Over at The John Goodman Health Blog, there is an important exchange between Goodman (“the father of health savings accounts”) and Princeton economist Uwe Reinhardt, who writes in the comments section.
Reinhardt rightly chides supporters of health savings accounts (HSAs) for their obsession with high-deductible health insurance. Why call HSAs consumer-directed health care if the government tells HSA holders what type of insurance they must purchase? Reinhardt appears to have missed the fact that Goodman shares this criticism. In a 2005 paper, Goodman proposes removing all restrictions on what type of insurance HSA holders may purchase.
Goodman’s proposal remains vulnerable to another of Reinhardt’s criticisms, however. Goodman would allow people to contribute unlimited amounts of money to an HSA tax-free. As Reinhardt argues, retaining the tax preference for HSAs would still require Congress “to specify what can and can not be financed out of the tax-favored HSA…If Congress did not specify it, would ‘recuperative’ trips to Hawaii or Monaco qualify?” The only way to end such silliness is to eliminate all tax preferences for health care.

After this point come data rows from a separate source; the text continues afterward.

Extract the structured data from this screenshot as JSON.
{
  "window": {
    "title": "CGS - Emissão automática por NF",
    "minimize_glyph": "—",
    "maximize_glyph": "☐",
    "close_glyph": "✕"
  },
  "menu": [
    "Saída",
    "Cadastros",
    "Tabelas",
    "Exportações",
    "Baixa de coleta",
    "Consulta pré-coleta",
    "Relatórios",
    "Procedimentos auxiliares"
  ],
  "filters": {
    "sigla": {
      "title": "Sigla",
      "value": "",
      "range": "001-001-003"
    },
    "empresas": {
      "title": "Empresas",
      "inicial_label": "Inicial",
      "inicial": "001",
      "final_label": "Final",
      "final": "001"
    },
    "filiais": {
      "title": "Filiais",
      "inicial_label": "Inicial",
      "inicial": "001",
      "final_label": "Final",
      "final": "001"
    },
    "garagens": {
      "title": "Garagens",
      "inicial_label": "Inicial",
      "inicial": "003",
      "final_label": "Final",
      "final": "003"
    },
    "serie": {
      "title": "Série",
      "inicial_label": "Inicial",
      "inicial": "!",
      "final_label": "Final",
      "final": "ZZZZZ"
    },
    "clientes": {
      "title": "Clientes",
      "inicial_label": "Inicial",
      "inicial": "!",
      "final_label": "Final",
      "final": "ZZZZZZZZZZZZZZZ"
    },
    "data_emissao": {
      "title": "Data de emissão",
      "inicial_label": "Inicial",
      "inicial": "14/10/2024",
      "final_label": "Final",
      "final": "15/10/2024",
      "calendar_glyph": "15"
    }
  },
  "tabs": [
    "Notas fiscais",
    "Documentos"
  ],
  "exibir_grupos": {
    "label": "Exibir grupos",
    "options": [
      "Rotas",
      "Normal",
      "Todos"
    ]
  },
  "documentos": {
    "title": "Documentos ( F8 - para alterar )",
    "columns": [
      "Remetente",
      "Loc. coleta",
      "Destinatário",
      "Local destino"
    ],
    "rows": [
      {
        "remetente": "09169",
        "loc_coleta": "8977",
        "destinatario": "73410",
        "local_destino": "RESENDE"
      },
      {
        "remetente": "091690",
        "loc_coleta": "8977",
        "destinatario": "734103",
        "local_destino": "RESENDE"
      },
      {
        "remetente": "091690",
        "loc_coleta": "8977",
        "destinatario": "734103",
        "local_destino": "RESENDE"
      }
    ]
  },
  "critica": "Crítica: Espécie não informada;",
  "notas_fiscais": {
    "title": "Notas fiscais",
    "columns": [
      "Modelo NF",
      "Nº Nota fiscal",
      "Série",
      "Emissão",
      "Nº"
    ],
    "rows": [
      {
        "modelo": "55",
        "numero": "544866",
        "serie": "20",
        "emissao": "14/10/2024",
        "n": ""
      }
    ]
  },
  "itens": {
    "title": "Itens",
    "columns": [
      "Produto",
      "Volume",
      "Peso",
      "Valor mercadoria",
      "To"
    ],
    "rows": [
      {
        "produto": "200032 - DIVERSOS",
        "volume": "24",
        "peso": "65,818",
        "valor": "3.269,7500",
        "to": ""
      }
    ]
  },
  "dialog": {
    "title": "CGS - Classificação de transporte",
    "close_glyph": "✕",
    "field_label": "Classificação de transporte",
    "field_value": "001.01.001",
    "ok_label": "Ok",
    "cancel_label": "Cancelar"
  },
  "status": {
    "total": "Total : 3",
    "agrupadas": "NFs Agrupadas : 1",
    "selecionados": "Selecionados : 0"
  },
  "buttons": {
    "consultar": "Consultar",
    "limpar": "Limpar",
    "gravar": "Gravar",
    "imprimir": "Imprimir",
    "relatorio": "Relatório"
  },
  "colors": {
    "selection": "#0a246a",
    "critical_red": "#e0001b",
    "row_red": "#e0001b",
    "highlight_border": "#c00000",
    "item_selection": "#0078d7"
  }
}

Unfortunately, Goodman’s proposal does not seem headed in that direction. Allowing unlimited tax-free HSA contributions would complicate the elimination of such tax preferences in the future (in addition to expanding the economic distortions created by existing tax preferences for health care).
I have proposed expanding HSAs in a way that would (1) allow individuals to purchase whatever type of insurance they wish, (2) limit the currently unlimited tax preference for health care, and (3) facilitate the elimination of such tax preferences. Read more about that proposal here, here, and here. Or register for the May 24 Cato policy forum where Katherine Baicker, Jason Furman, and I will debate that proposal.